• _MATERIAL FOR THE TASK_
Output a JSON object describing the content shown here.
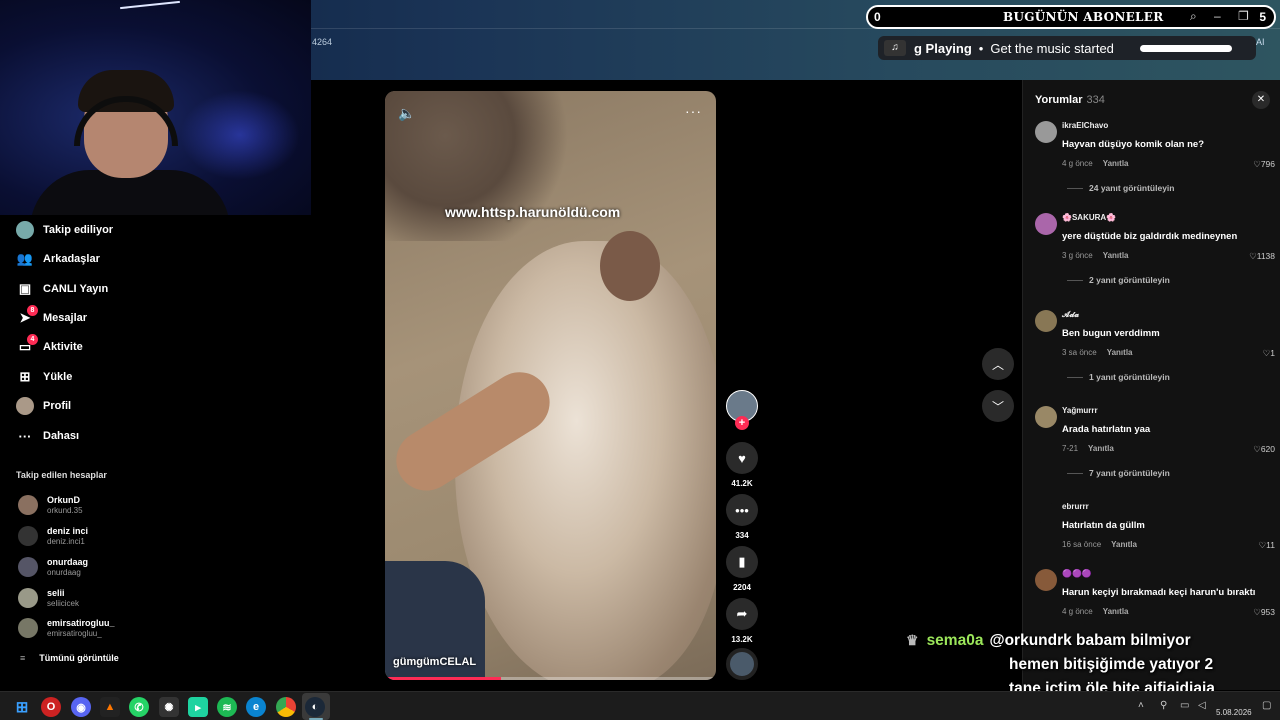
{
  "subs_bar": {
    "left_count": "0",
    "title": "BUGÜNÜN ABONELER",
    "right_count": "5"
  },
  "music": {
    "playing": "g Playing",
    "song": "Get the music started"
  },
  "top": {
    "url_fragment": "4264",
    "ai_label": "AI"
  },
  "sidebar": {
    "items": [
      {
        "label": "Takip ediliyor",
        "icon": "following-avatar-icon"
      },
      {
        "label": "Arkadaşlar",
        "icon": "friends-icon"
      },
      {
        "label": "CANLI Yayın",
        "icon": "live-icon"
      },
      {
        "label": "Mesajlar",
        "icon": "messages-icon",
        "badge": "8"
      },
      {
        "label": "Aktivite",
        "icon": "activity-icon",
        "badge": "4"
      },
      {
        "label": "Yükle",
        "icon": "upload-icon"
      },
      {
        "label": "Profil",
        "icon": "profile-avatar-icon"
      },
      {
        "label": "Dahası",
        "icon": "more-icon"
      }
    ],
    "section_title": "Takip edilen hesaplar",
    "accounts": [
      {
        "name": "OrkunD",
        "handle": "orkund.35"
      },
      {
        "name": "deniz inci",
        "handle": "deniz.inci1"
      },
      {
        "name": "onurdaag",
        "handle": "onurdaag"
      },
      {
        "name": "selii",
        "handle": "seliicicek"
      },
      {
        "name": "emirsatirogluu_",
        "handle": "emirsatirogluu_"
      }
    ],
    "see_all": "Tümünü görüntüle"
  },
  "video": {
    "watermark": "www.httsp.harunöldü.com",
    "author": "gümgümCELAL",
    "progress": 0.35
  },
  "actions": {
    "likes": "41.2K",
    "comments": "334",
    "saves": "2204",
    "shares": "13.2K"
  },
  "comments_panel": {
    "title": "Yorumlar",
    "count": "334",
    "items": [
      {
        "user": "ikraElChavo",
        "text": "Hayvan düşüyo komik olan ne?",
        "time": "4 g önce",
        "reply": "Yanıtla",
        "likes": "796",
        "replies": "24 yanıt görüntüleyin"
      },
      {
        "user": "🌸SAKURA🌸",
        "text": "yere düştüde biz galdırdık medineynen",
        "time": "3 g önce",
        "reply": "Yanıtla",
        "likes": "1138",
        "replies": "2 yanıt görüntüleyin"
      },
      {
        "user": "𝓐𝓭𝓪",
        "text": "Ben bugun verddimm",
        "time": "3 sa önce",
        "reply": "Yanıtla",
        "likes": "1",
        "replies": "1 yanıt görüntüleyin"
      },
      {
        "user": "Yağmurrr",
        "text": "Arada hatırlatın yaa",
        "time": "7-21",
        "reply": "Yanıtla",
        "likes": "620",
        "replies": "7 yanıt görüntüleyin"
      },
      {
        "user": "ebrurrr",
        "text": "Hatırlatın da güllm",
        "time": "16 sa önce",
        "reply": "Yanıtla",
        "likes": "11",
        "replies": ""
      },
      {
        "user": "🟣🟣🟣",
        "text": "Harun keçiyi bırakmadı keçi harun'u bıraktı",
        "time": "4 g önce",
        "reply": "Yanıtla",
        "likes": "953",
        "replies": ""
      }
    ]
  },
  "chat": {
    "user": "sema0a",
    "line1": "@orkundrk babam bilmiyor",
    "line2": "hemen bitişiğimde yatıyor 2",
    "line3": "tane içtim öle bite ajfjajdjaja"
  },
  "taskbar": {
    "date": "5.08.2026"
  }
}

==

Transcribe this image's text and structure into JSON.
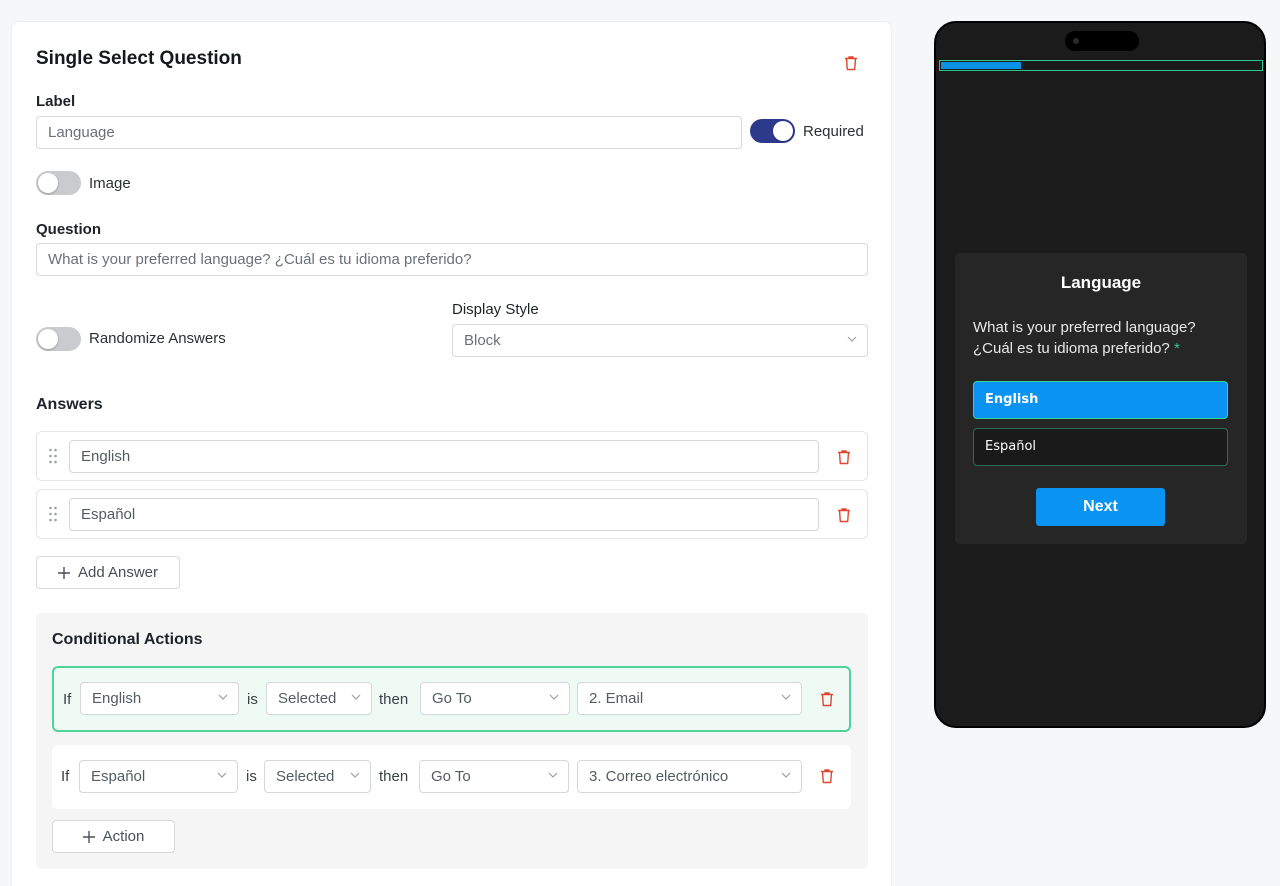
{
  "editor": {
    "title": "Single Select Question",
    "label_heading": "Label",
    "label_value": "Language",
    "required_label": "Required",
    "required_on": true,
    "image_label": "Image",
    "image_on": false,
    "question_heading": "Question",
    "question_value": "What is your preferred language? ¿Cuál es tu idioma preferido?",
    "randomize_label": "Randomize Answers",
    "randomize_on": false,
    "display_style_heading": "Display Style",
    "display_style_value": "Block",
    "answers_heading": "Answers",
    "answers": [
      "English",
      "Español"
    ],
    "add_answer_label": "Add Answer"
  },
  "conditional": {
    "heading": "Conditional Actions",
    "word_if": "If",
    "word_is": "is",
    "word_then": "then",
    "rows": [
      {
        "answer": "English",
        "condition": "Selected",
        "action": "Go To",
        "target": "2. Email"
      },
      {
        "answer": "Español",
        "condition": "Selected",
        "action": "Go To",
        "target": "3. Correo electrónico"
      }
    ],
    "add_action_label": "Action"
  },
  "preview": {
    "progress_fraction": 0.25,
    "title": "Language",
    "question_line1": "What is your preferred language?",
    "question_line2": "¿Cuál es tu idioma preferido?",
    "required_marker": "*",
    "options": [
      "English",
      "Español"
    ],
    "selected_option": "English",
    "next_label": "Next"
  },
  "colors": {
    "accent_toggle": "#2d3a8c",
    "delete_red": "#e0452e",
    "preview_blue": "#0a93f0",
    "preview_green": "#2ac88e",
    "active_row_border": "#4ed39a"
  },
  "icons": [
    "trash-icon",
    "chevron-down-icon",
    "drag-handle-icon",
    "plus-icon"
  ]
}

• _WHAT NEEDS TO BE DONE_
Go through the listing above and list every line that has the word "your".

• _ANSWER FOR THE TASK_
    "question_value": "What is your preferred language? ¿Cuál es tu idioma preferido?",
    "question_line1": "What is your preferred language?",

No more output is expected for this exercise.